The effect of 222-nm UVC phototesting on healthy volunteer skin: a pilot study

Photodermatol Photoimmunol Photomed. 2015 May;31(3):159-66. doi: 10.1111/phpp.12156. Epub 2015 Jan 15.


Background: Frequent topical antiseptic use to hands is now common in healthcare and other work environments. Inevitably, the use of such antiseptics will present an occupational risk for irritancy and allergic dermatitis. New, less irritant and even non-chemical antimicrobial approaches are under investigation.

Methods: A Sterilray disinfectant source (222 nm) conventionally used to sterilize equipment and work surfaces was assessed for tolerability in human skin. Using an escalating dosage study methodology, four skin phototype I and II healthy volunteers had their minimal erythema dose (MED) determined. Punch biopsies of irradiated sites were stained for cyclobutane pyrimidine dimers (CPD). The degree of CPD was compared with that in biopsies from unexposed skin and from areas exposed to UVB (280-315 nm) radiation.

Results: Calibrated spectral measurements revealed emission at a peak wavelength of 222 nm with 97% emission at wavelengths less than 250 nm. At low doses below the threshold bacteriostatic effect, the source was capable of inducing both erythema and CPD formation in human skin.
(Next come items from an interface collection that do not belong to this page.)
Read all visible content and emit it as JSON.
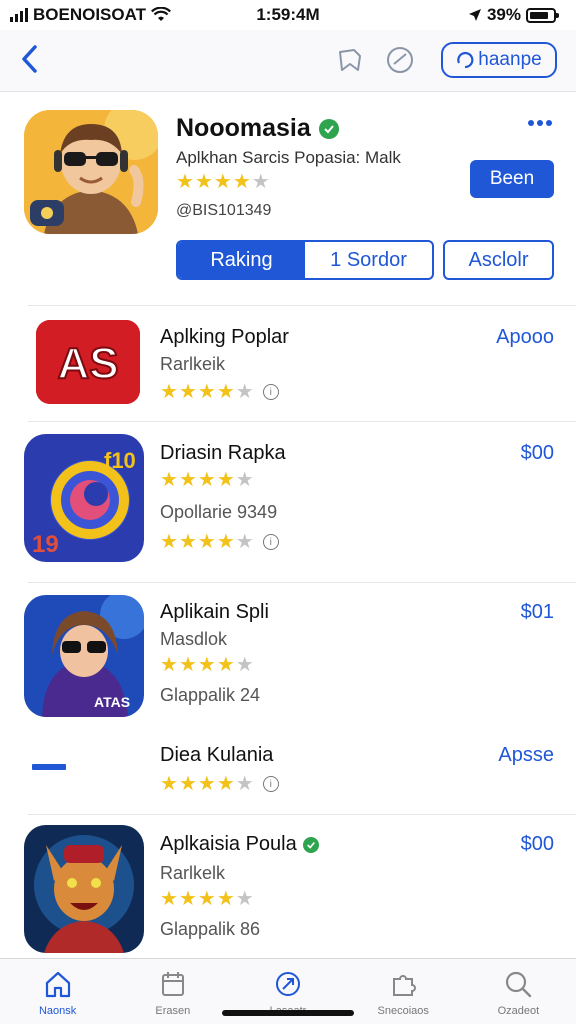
{
  "status_bar": {
    "carrier": "BOENOISOAT",
    "time": "1:59:4M",
    "battery": "39%"
  },
  "nav": {
    "pill_label": "haanpe"
  },
  "hero": {
    "title": "Nooomasia",
    "subtitle": "Aplkhan Sarcis Popasia: Malk",
    "rating": 3.5,
    "id_text": "@BIS101349",
    "get_label": "Been",
    "segments": [
      "Raking",
      "1 Sordor"
    ],
    "alt_button": "Asclolr"
  },
  "apps": [
    {
      "name": "Aplking Poplar",
      "sub": "Rarlkeik",
      "sub2": "",
      "rating": 3.5,
      "rating2": null,
      "price": "Apooo",
      "verified": false,
      "icon": "red-as-logo-icon"
    },
    {
      "name": "Driasin Rapka",
      "sub": "",
      "sub2": "Opollarie 9349",
      "rating": 3.5,
      "rating2": 3.5,
      "price": "$00",
      "verified": false,
      "icon": "blue-ring-icon"
    },
    {
      "name": "Aplikain Spli",
      "sub": "Masdlok",
      "sub2": "Glappalik 24",
      "rating": 3.5,
      "rating2": null,
      "price": "$01",
      "verified": false,
      "icon": "hoodie-girl-icon"
    },
    {
      "name": "Diea Kulania",
      "sub": "",
      "sub2": "",
      "rating": 3.5,
      "rating2": null,
      "price": "Apsse",
      "verified": false,
      "icon": "dash-icon"
    },
    {
      "name": "Aplkaisia Poula",
      "sub": "Rarlkelk",
      "sub2": "Glappalik 86",
      "rating": 4,
      "rating2": null,
      "price": "$00",
      "verified": true,
      "icon": "wolf-mascot-icon"
    }
  ],
  "tabs": [
    {
      "label": "Naonsk",
      "icon": "home-icon",
      "active": true
    },
    {
      "label": "Erasen",
      "icon": "calendar-icon",
      "active": false
    },
    {
      "label": "Lasaatr",
      "icon": "share-icon",
      "active": false
    },
    {
      "label": "Snecoiaos",
      "icon": "puzzle-icon",
      "active": false
    },
    {
      "label": "Ozadeot",
      "icon": "search-icon",
      "active": false
    }
  ],
  "colors": {
    "accent": "#1f57d6",
    "star": "#f2c21b",
    "verified": "#2ea44f"
  }
}
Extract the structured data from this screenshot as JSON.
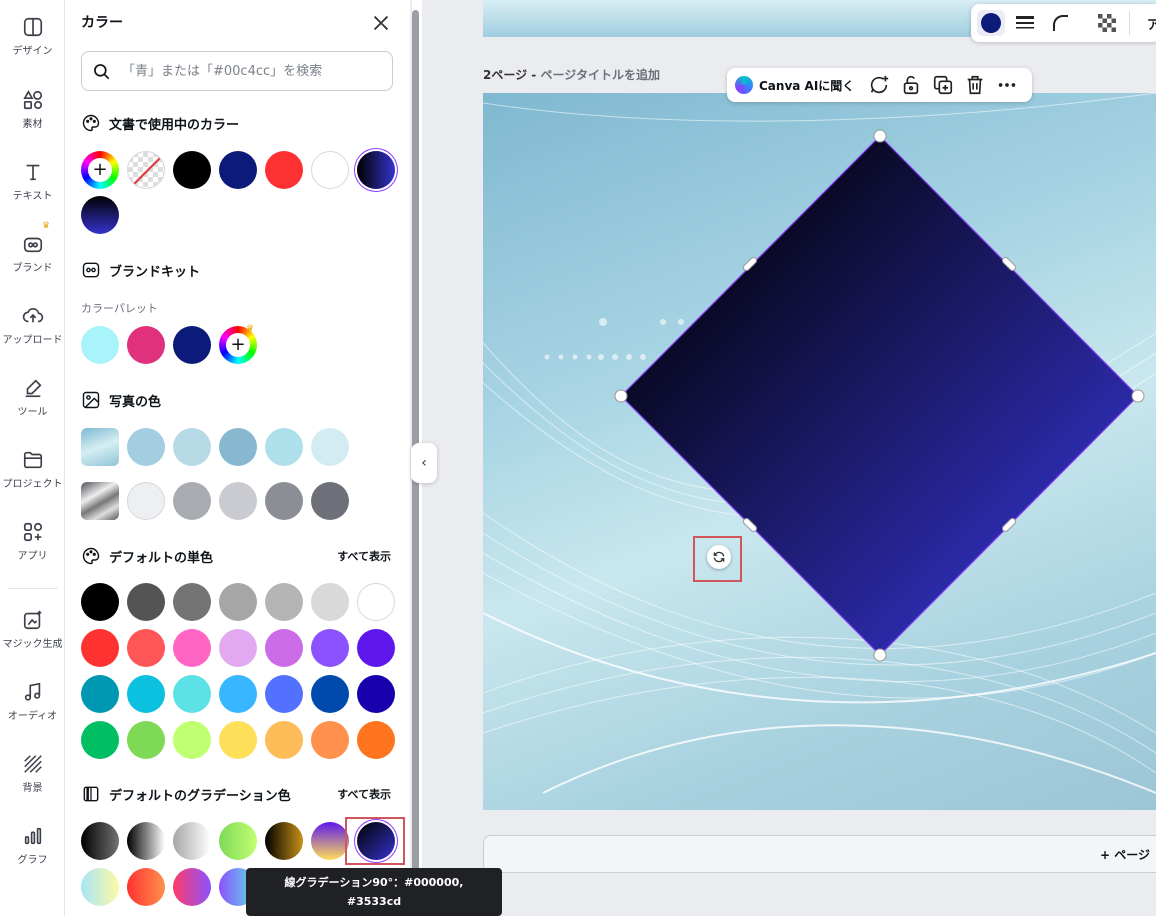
{
  "rail": {
    "items": [
      {
        "label": "デザイン",
        "icon": "design-icon"
      },
      {
        "label": "素材",
        "icon": "elements-icon"
      },
      {
        "label": "テキスト",
        "icon": "text-icon"
      },
      {
        "label": "ブランド",
        "icon": "brand-icon"
      },
      {
        "label": "アップロード",
        "icon": "upload-icon"
      },
      {
        "label": "ツール",
        "icon": "tools-icon"
      },
      {
        "label": "プロジェクト",
        "icon": "folder-icon"
      },
      {
        "label": "アプリ",
        "icon": "apps-icon"
      },
      {
        "label": "マジック生成",
        "icon": "magic-icon"
      },
      {
        "label": "オーディオ",
        "icon": "audio-icon"
      },
      {
        "label": "背景",
        "icon": "background-icon"
      },
      {
        "label": "グラフ",
        "icon": "chart-icon"
      }
    ]
  },
  "panel": {
    "title": "カラー",
    "search_placeholder": "「青」または「#00c4cc」を検索",
    "doc_colors": {
      "title": "文書で使用中のカラー",
      "swatches": [
        "rainbow-add",
        "transparent",
        "#000000",
        "#0c1a7a",
        "#fd3131",
        "#ffffff",
        "gradient:#000000-#3533cd",
        "gradient:#000000-#3533cd"
      ]
    },
    "brand_kit": {
      "title": "ブランドキット",
      "palette_label": "カラーパレット",
      "swatches": [
        "#a8f4fa",
        "#e0317d",
        "#0c1a7a",
        "rainbow-add"
      ]
    },
    "photo_colors": {
      "title": "写真の色",
      "row1": [
        "photo",
        "#a3cde0",
        "#b6dbe7",
        "#87b8d0",
        "#aee0ec",
        "#d2ecf1"
      ],
      "row2": [
        "photo",
        "#eeeff1",
        "#a8abb0",
        "#c9cbd0",
        "#8b8e95",
        "#6d7078"
      ]
    },
    "default_solid": {
      "title": "デフォルトの単色",
      "show_all": "すべて表示",
      "rows": [
        [
          "#000000",
          "#545454",
          "#737373",
          "#a6a6a6",
          "#b4b4b4",
          "#d9d9d9",
          "#ffffff"
        ],
        [
          "#ff3131",
          "#ff5757",
          "#ff66c4",
          "#e2a9f1",
          "#cb6ce6",
          "#8c52ff",
          "#5e17eb"
        ],
        [
          "#0097b2",
          "#0cc0df",
          "#5ce1e6",
          "#38b6ff",
          "#5271ff",
          "#004aad",
          "#1800ad"
        ],
        [
          "#00bf63",
          "#7ed957",
          "#c1ff72",
          "#ffde59",
          "#ffbd59",
          "#ff914d",
          "#ff751f"
        ]
      ]
    },
    "default_gradient": {
      "title": "デフォルトのグラデーション色",
      "show_all": "すべて表示",
      "row1": [
        "linear-gradient(90deg,#000,#737373)",
        "linear-gradient(90deg,#000,#fff)",
        "linear-gradient(90deg,#a6a6a6,#fff)",
        "linear-gradient(90deg,#7ed957,#c1ff72)",
        "linear-gradient(90deg,#000,#c89116)",
        "linear-gradient(180deg,#5e17eb,#ffde59)",
        "linear-gradient(135deg,#000,#3533cd)"
      ],
      "row2": [
        "linear-gradient(90deg,#a6e6f7,#fff8a5)",
        "linear-gradient(90deg,#ff3131,#ff914d)",
        "linear-gradient(90deg,#ff3c68,#8c52ff)",
        "linear-gradient(90deg,#8c52ff,#5ce1e6)"
      ]
    }
  },
  "canvas": {
    "page_number": "2ページ - ",
    "page_title_placeholder": "ページタイトルを追加",
    "ai_button": "Canva AIに聞く",
    "add_page": "+ ページ",
    "top_toolbar_partial": "ア"
  },
  "tooltip": {
    "line1": "線グラデーション90°：#000000,",
    "line2": "#3533cd"
  },
  "colors": {
    "accent": "#8b3dff",
    "highlight": "#d0565c",
    "shape_start": "#000000",
    "shape_end": "#3533cd"
  }
}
In two individuals, cells in the basal layer were not shielded by the overlying tissue as indicated by the presence of CPD.

Conclusion: The source showed an erythemogenic or CPD potential at lower doses than those required to reach the reported threshold bacteriostatic effect.

Keywords: 222-nm non-ionizing radiation; UVC; cyclobutane pyrimidine dimers; human skin; phototesting; volunteer study.

Publication types

  • Clinical Trial
  • Research Support, Non-U.S. Gov't

MeSH terms

  • Adult
  • Erythema* / metabolism
  • Erythema* / microbiology
  • Erythema* / pathology
  • Hand Disinfection / methods*
  • Humans
  • Male
  • Pilot Projects
  • Skin* / metabolism
  • Skin* / microbiology
  • Skin* / pathology
  • Ultraviolet Rays / adverse effects*